---------- Dataset ----------

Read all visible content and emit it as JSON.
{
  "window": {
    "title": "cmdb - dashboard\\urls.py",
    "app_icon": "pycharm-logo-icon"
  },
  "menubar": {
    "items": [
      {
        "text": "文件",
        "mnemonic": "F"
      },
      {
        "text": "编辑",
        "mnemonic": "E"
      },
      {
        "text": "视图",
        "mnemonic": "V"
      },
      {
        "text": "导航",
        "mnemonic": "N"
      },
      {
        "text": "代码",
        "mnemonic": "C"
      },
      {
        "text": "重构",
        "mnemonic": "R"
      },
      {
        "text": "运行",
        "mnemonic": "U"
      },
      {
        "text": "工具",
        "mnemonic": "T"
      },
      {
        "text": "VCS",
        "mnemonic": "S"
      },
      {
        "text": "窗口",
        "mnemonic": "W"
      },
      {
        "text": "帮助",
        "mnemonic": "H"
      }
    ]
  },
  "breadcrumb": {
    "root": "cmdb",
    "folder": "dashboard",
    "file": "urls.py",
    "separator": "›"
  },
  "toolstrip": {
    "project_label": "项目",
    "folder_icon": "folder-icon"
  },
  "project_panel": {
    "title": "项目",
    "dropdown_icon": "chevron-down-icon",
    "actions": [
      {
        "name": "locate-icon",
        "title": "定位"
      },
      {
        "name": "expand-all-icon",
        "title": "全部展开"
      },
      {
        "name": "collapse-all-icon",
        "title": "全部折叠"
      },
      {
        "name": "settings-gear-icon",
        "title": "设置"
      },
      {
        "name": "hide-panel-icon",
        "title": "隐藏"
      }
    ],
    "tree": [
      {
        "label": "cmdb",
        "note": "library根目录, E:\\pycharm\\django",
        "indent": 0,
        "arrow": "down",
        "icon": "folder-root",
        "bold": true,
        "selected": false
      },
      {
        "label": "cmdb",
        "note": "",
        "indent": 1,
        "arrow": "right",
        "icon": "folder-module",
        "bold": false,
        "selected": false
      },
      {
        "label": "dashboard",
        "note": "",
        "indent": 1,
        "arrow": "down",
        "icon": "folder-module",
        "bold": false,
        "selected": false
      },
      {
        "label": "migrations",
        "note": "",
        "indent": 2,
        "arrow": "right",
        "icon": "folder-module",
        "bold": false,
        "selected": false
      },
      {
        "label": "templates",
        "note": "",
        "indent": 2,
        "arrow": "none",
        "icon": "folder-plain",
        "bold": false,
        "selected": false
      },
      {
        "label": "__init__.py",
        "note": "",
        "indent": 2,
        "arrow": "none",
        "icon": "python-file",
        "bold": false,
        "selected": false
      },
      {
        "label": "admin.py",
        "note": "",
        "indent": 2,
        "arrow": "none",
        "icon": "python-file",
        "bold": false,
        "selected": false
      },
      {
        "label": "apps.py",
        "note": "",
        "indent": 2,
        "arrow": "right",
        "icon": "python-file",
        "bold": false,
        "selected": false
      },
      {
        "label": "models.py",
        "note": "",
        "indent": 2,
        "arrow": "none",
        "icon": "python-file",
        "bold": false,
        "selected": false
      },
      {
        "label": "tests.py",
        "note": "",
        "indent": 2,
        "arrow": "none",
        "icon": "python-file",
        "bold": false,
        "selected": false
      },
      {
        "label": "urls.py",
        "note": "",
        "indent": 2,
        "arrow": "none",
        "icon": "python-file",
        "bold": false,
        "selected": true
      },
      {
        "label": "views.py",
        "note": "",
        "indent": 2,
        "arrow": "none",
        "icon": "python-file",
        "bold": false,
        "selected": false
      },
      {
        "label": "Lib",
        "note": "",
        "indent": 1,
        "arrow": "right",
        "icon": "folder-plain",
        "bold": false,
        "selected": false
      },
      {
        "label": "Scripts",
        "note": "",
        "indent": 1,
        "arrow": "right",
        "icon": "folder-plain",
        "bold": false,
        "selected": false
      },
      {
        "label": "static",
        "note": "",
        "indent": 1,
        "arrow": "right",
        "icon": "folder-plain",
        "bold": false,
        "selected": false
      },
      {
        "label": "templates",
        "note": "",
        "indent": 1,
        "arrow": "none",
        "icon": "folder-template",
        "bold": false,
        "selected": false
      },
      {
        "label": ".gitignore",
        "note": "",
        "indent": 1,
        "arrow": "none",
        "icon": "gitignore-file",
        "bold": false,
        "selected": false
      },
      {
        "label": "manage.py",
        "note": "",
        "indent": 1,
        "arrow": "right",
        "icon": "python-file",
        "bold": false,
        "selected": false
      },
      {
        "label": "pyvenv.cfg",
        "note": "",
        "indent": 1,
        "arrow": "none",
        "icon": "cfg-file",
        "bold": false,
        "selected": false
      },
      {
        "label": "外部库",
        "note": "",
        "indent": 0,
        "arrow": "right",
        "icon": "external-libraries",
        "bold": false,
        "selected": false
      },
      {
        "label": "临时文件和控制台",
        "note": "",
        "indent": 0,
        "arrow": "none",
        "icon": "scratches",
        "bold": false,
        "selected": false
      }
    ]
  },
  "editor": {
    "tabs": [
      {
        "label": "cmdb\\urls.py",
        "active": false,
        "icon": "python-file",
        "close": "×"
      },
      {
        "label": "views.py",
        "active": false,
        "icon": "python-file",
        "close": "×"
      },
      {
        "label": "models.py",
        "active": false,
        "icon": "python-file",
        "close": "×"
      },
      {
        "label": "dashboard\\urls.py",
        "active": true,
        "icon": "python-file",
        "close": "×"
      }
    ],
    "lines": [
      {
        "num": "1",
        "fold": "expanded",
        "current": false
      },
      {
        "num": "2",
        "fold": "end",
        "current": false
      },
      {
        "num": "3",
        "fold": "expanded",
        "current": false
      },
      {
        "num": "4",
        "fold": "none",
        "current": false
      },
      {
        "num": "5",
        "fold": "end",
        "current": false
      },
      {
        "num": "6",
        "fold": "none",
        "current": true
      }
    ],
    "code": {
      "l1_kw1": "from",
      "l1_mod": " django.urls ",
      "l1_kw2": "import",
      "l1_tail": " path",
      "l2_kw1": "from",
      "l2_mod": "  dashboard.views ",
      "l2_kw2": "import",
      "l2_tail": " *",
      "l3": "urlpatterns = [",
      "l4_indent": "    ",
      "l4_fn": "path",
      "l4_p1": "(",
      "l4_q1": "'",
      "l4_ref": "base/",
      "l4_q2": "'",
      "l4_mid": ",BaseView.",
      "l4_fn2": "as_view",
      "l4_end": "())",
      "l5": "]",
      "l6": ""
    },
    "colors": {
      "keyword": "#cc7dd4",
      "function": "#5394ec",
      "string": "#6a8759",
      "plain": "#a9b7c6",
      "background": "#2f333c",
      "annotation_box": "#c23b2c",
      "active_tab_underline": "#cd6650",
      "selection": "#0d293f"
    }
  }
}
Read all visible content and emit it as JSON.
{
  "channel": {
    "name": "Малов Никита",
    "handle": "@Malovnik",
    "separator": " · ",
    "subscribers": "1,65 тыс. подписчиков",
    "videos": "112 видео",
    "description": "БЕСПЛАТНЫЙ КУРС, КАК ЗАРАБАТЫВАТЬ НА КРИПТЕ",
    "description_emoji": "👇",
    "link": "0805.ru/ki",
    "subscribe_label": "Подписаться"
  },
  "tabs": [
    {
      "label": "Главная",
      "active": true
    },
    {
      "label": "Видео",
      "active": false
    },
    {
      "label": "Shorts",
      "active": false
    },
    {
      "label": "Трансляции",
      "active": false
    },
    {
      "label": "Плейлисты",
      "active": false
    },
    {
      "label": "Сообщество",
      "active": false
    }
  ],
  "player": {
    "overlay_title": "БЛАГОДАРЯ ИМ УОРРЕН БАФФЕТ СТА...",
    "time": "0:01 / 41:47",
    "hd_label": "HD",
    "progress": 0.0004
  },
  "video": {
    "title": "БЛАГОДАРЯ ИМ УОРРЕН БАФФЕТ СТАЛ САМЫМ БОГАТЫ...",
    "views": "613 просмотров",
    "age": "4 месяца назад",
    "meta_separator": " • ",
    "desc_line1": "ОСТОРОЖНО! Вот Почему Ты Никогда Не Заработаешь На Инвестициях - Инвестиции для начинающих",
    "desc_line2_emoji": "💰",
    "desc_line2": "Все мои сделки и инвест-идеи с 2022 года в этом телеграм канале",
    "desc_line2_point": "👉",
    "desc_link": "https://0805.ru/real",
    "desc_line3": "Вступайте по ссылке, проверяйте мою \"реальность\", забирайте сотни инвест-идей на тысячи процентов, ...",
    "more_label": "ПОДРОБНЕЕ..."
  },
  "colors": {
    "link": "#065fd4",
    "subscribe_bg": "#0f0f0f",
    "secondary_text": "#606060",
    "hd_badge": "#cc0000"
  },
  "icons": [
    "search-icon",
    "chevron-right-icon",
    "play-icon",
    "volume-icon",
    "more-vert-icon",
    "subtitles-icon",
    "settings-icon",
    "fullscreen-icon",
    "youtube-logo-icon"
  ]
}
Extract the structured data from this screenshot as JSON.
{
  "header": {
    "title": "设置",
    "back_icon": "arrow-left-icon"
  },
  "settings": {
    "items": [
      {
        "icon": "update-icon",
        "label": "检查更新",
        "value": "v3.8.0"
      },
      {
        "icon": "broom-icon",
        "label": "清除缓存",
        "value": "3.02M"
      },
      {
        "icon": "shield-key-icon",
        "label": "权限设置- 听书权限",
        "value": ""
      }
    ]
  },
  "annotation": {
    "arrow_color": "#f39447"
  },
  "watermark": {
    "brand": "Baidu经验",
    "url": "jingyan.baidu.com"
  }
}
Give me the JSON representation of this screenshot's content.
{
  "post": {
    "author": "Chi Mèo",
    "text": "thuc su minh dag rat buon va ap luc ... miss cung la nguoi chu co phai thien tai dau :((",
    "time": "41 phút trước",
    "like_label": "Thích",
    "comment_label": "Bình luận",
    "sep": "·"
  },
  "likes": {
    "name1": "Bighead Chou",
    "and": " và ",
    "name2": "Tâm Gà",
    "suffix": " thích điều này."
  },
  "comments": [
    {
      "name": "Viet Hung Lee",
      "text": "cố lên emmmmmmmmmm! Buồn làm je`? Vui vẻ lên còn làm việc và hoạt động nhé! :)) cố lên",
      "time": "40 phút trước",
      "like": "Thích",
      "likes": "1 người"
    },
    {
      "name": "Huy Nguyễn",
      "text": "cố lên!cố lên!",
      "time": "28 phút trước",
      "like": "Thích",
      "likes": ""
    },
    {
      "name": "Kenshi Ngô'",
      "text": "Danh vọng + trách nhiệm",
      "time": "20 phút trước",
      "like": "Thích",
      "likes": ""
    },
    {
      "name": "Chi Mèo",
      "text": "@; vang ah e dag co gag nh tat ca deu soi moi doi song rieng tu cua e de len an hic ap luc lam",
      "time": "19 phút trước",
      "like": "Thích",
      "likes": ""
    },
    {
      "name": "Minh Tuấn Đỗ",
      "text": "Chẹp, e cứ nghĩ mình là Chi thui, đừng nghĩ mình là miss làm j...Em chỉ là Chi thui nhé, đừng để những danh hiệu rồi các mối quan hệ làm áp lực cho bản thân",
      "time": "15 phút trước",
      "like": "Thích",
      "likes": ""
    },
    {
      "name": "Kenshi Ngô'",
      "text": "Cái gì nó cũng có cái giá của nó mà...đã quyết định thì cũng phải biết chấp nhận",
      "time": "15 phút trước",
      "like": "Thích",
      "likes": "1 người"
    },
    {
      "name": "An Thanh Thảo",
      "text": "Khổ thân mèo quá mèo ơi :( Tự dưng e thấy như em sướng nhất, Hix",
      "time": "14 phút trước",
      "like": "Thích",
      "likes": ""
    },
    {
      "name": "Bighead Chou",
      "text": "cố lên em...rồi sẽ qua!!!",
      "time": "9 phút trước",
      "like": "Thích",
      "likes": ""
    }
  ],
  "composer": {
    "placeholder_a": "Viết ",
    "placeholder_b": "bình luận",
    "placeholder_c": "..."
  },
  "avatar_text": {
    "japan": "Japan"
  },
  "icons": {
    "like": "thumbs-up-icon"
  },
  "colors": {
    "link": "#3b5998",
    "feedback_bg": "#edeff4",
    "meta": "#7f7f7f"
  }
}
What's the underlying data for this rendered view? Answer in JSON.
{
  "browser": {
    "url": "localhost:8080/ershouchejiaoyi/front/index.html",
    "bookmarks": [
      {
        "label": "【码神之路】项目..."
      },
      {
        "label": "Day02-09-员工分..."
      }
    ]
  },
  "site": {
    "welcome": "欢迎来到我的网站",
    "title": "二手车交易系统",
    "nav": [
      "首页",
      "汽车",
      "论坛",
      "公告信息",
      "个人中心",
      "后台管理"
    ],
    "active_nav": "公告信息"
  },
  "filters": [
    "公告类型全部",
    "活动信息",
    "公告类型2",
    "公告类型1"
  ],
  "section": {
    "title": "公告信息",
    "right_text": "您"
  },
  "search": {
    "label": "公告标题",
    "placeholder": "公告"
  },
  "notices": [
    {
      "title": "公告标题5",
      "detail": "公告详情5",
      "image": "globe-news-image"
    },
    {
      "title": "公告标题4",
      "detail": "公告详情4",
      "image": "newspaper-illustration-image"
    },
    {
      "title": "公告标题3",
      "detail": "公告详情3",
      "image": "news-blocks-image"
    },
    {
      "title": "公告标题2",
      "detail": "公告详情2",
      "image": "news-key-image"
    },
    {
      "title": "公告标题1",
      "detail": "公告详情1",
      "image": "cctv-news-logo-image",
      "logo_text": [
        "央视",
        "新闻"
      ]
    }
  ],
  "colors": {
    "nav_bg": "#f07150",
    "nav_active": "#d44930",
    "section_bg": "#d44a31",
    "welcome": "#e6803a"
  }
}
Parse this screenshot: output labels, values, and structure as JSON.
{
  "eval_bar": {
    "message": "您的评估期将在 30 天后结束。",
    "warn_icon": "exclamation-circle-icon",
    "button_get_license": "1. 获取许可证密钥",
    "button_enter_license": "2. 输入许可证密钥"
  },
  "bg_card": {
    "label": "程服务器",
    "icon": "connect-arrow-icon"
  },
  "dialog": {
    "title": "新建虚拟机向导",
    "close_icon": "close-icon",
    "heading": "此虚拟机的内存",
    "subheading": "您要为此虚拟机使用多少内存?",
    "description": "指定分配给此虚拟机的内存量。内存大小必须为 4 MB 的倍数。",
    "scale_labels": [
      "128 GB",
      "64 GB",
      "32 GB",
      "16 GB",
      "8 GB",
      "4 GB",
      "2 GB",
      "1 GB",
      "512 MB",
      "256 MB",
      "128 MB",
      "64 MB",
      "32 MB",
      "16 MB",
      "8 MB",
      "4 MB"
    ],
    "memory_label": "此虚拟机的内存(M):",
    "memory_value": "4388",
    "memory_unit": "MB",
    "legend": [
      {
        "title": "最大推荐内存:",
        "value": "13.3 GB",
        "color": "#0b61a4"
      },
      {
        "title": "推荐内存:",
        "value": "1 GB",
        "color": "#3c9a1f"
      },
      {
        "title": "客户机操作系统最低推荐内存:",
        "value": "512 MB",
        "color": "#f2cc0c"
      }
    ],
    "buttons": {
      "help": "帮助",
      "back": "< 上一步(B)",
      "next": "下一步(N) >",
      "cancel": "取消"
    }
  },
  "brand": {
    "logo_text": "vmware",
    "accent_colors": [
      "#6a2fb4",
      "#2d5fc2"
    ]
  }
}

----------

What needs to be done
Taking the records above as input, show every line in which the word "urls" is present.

Your response
    "title": "cmdb - dashboard\\urls.py",
    "file": "urls.py",
        "label": "urls.py",
        "label": "cmdb\\urls.py",
        "label": "dashboard\\urls.py",
      "l1_mod": " django.urls ",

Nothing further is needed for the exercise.